WHAT IS REQUIRED: Select and copy out every line in the records containing "button".

EXERCISE INPUTS:
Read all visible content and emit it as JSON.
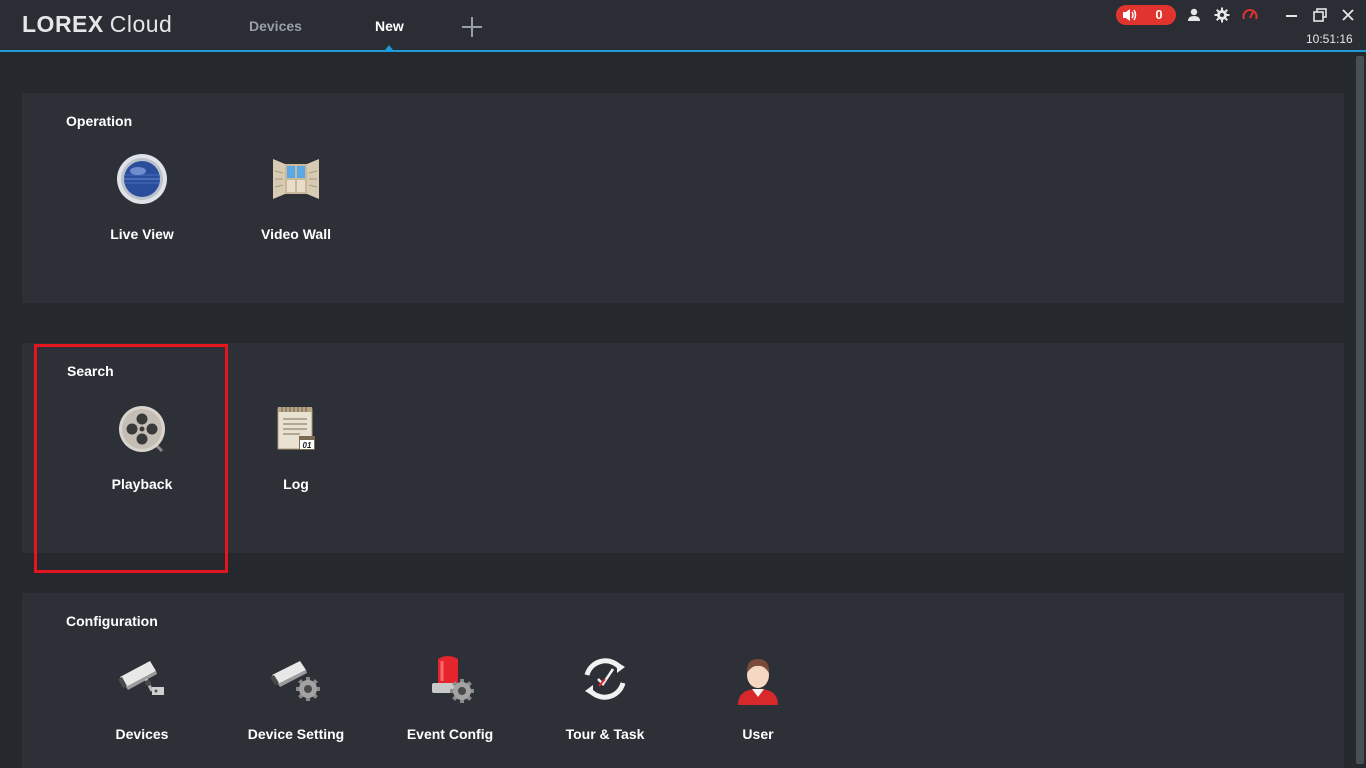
{
  "header": {
    "brand": "LOREX",
    "product": "Cloud",
    "tabs": [
      {
        "label": "Devices",
        "active": false
      },
      {
        "label": "New",
        "active": true
      }
    ],
    "add_tab_icon": "plus-icon",
    "alarm_count": "0",
    "clock": "10:51:16",
    "accent_color": "#1d9bd8",
    "alarm_color": "#e2342f"
  },
  "sections": {
    "operation": {
      "title": "Operation",
      "items": [
        {
          "label": "Live View",
          "icon": "live-view-icon"
        },
        {
          "label": "Video Wall",
          "icon": "video-wall-icon"
        }
      ]
    },
    "search": {
      "title": "Search",
      "items": [
        {
          "label": "Playback",
          "icon": "playback-reel-icon"
        },
        {
          "label": "Log",
          "icon": "log-notepad-icon"
        }
      ]
    },
    "configuration": {
      "title": "Configuration",
      "items": [
        {
          "label": "Devices",
          "icon": "camera-icon"
        },
        {
          "label": "Device Setting",
          "icon": "camera-gear-icon"
        },
        {
          "label": "Event Config",
          "icon": "alarm-light-gear-icon"
        },
        {
          "label": "Tour & Task",
          "icon": "tour-clock-icon"
        },
        {
          "label": "User",
          "icon": "user-avatar-icon"
        }
      ]
    }
  },
  "log_icon_badge": "01",
  "highlight_color": "#e3151e"
}
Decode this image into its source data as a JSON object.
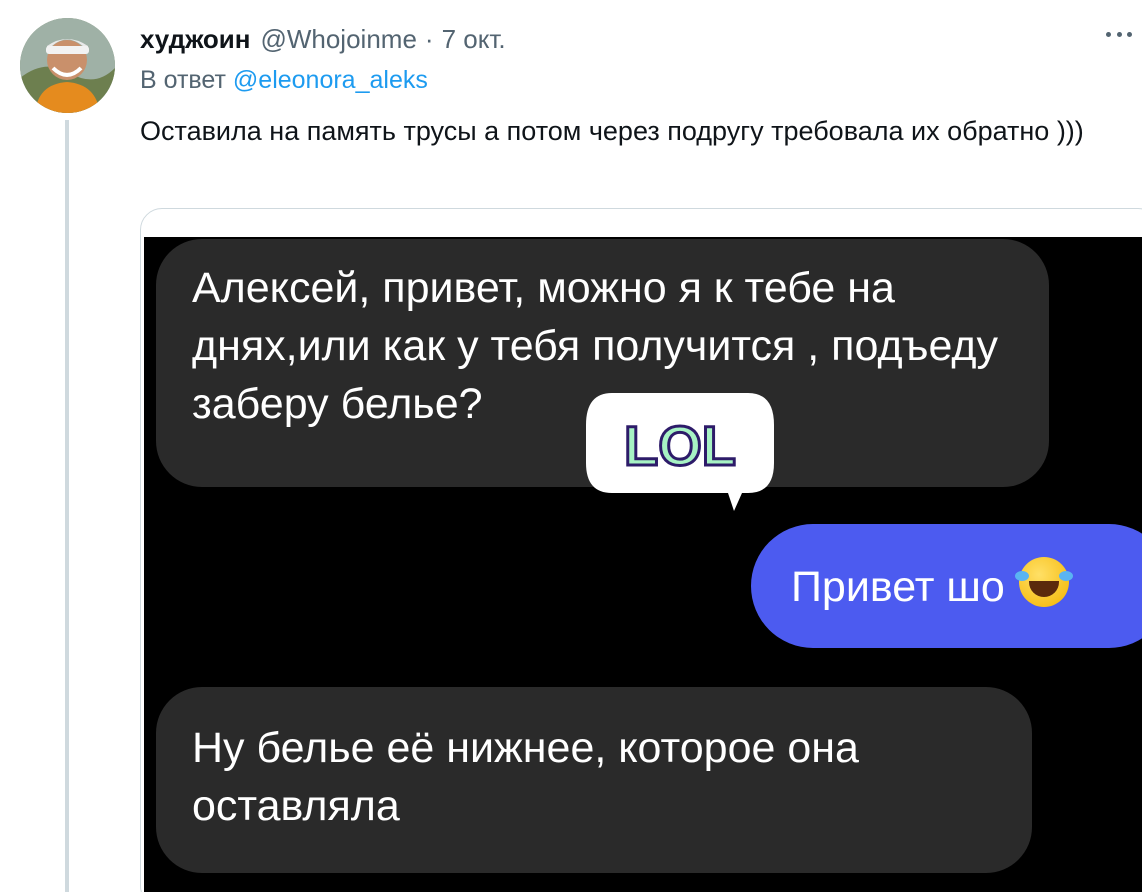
{
  "tweet": {
    "author_name": "худжоин",
    "author_handle": "@Whojoinme",
    "separator": "·",
    "date": "7 окт.",
    "reply_prefix": "В ответ",
    "reply_mention": "@eleonora_aleks",
    "text": "Оставила на память трусы а потом через подругу требовала их обратно )))"
  },
  "chat": {
    "messages": [
      {
        "side": "left",
        "text": "Алексей, привет, можно я к тебе на днях,или как у тебя получится , подъеду заберу бельe?"
      },
      {
        "side": "right",
        "text": "Привет шо",
        "emoji": "face-with-tears-of-joy"
      },
      {
        "side": "left",
        "text": "Ну белье её нижнее, которое она оставляла"
      }
    ],
    "sticker": {
      "text": "LOL"
    }
  },
  "colors": {
    "name": "#0f1419",
    "secondary": "#536471",
    "link": "#1d9bf0",
    "chat_background": "#000000",
    "incoming_bubble": "#2a2a2a",
    "outgoing_bubble": "#4c5bf0",
    "sticker_purple": "#8b5cf6",
    "sticker_green": "#a7f3c4"
  },
  "icons": {
    "more": "more-horizontal-icon",
    "avatar": "avatar"
  }
}
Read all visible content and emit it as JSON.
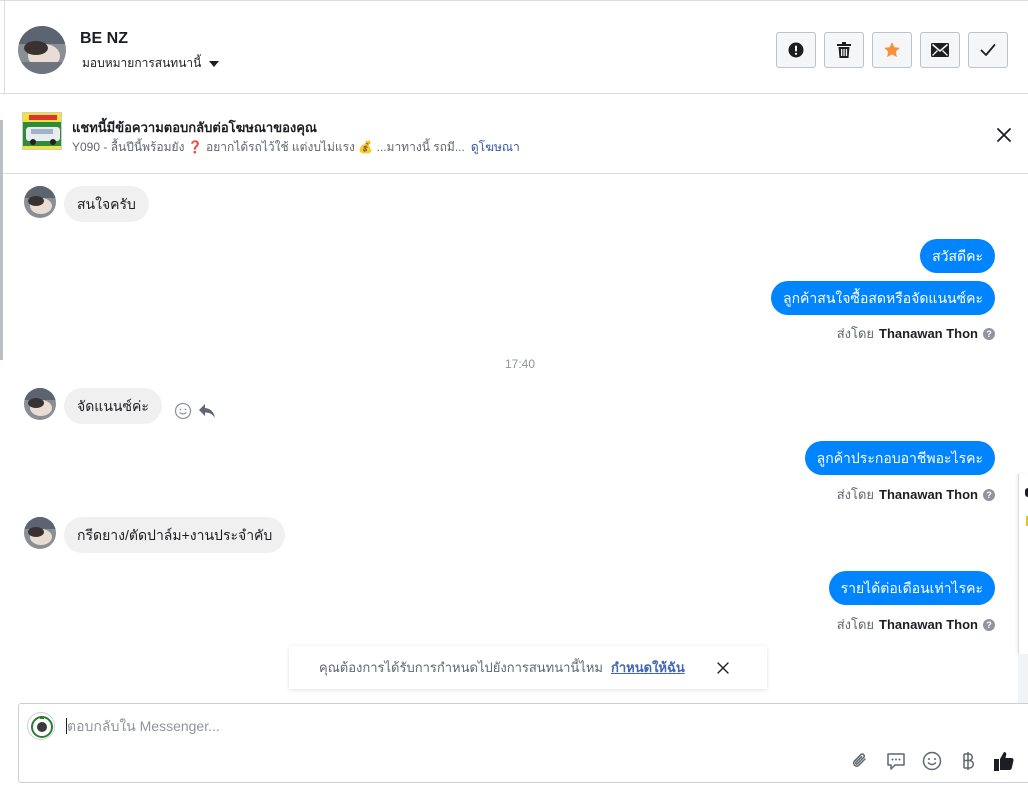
{
  "header": {
    "contact_name": "BE NZ",
    "assign_label": "มอบหมายการสนทนานี้",
    "actions": [
      {
        "name": "mark-spam-button",
        "icon": "exclamation-circle-icon"
      },
      {
        "name": "delete-button",
        "icon": "trash-icon"
      },
      {
        "name": "star-button",
        "icon": "star-icon",
        "color": "#f7923b"
      },
      {
        "name": "mark-unread-button",
        "icon": "envelope-icon"
      },
      {
        "name": "mark-done-button",
        "icon": "check-icon"
      }
    ]
  },
  "ad_banner": {
    "title": "แชทนี้มีข้อความตอบกลับต่อโฆษณาของคุณ",
    "subtitle_text": "Y090 - ลื้นปีนี้พร้อมยัง ❓ อยากได้รถไว้ใช้ แต่งบไม่แรง 💰 ...มาทางนี้ รถมี...",
    "link_label": "ดูโฆษณา"
  },
  "messages": {
    "in_1": "สนใจครับ",
    "out_1": "สวัสดีคะ",
    "out_2": "ลูกค้าสนใจซื้อสดหรือจัดแนนซ์คะ",
    "time_sep": "17:40",
    "in_2": "จัดแนนซ์ค่ะ",
    "out_3": "ลูกค้าประกอบอาชีพอะไรคะ",
    "in_3": "กรีดยาง/ตัดปาล์ม+งานประจำคับ",
    "out_4": "รายได้ต่อเดือนเท่าไรคะ"
  },
  "sent_by": {
    "prefix": "ส่งโดย",
    "agent": "Thanawan Thon",
    "help_glyph": "?"
  },
  "notice": {
    "text": "คุณต้องการได้รับการกำหนดไปยังการสนทนานี้ไหม",
    "link": "กำหนดให้ฉัน"
  },
  "composer": {
    "placeholder": "ตอบกลับใน Messenger...",
    "tools": [
      "paperclip-icon",
      "saved-reply-icon",
      "emoji-icon",
      "baht-icon",
      "thumbs-up-icon"
    ]
  },
  "colors": {
    "outgoing_bubble": "#0084ff",
    "incoming_bubble": "#f1f0f0",
    "link": "#365899",
    "star": "#f7923b"
  }
}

WRITTEN ANSWER:
        "name": "mark-spam-button",
        "name": "delete-button",
        "name": "star-button",
        "name": "mark-unread-button",
        "name": "mark-done-button",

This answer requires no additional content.